Some of the risks presented in long-term care facilities can result from staff negligence are bed sores, falls, and medication errors. Additionally, inadequate infection control caused by understaffing, the failure of staff to consistently use clean personal protective equipment, partition off infected residents, and effectively identify sick residents and staff can endanger both residents and staff.
Staff can be negligent in how they performed an act or negligent by failing to take a course of action. Neglect directly involves an omission and can fall within the scope of negligence or abuse.
Residents, their family members, and friends should also be vigilant about the risks presented by intentional bad actors, such as staff who may physically or psychologically abuse or neglect residents or financially exploit vulnerable residents. Individuals who suspect any type of abuse, neglect, or financial exploitation in a long-term care facility should contact their attorney general’s office.

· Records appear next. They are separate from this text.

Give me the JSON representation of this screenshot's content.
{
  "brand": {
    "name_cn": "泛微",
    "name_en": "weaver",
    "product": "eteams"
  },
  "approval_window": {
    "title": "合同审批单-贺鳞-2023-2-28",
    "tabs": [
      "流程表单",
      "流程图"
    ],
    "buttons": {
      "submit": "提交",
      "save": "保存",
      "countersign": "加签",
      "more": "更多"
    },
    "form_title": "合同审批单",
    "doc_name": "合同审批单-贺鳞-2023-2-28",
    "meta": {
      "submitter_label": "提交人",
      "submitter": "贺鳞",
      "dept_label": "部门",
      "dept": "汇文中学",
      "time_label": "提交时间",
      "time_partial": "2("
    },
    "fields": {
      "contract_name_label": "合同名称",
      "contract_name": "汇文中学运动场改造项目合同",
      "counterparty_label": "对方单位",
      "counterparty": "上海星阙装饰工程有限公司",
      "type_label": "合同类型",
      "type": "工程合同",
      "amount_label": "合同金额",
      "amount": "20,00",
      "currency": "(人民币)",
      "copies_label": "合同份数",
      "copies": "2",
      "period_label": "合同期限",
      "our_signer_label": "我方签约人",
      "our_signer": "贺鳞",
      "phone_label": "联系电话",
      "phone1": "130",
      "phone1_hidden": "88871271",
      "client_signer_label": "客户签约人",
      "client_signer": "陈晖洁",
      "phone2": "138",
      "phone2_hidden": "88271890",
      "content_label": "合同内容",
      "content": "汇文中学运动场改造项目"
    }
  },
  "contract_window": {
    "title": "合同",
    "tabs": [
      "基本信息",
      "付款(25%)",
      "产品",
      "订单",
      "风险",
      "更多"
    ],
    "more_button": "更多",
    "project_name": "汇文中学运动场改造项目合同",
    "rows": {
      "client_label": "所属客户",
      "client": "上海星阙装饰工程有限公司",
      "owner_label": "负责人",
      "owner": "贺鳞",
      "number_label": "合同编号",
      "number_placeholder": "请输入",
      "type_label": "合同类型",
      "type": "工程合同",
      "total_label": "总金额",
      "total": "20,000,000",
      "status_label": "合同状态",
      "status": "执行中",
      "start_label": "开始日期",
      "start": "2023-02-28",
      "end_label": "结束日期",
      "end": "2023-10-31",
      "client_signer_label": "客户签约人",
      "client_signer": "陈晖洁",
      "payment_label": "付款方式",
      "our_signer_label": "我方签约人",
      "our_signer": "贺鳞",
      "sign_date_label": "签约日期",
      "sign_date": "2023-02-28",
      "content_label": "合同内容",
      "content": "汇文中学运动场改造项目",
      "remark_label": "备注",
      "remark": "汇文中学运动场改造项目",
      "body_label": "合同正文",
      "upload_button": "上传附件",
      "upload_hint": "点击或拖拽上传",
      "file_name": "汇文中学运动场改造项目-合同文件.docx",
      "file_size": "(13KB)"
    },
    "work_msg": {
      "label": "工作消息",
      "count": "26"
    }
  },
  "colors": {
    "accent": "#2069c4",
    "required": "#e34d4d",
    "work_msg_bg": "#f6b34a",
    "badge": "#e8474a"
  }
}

Learn more about abuse and neglect in long-term care facilities.
Advocacy for Long-Term Care Residents
The Long-term Care Ombudsman Program (LTCOP) provides assistance to residents in long-term care facilities and operates in all 50 states, the District of Columbia, Puerto Rico, and Guam. The program is part of the Administration for Community Living, which falls under the Department of Health and Human Services.
Under federal law, the Ombudsman Program addresses problems that affect the health, safety, welfare, and rights of long-term care residents. The LTCOP also has the right to:
- Enter all long-term care facilities.
- Access all residents.
- Access name and contact information for resident representatives.
- Review medical, social, and other records relating to residents.
Medicaid provider fraud costs American taxpayers an incalculable amount of money and hinders the integrity of the Medicaid program. State Medicaid Fraud Control Units (MFCUs), the majority of which are in state attorney general offices, have long been in the forefront of health care fraud enforcement. Learn more about Medicaid Fraud and the role attorneys general play in enforcement and prevention.
Attorneys general use their positions to address public health challenges in several ways. Whether its litigating against companies that have negatively impacted the health of local consumers or using their platform as state officials to promote healthy habits during a pandemic, attorneys general play a significant role in public health within their jurisdictions. Learn more about state attorneys general work around public health issues.
For more information on state attorneys general work around elder justice issues, visit the NAAG Elder Justice Committee page.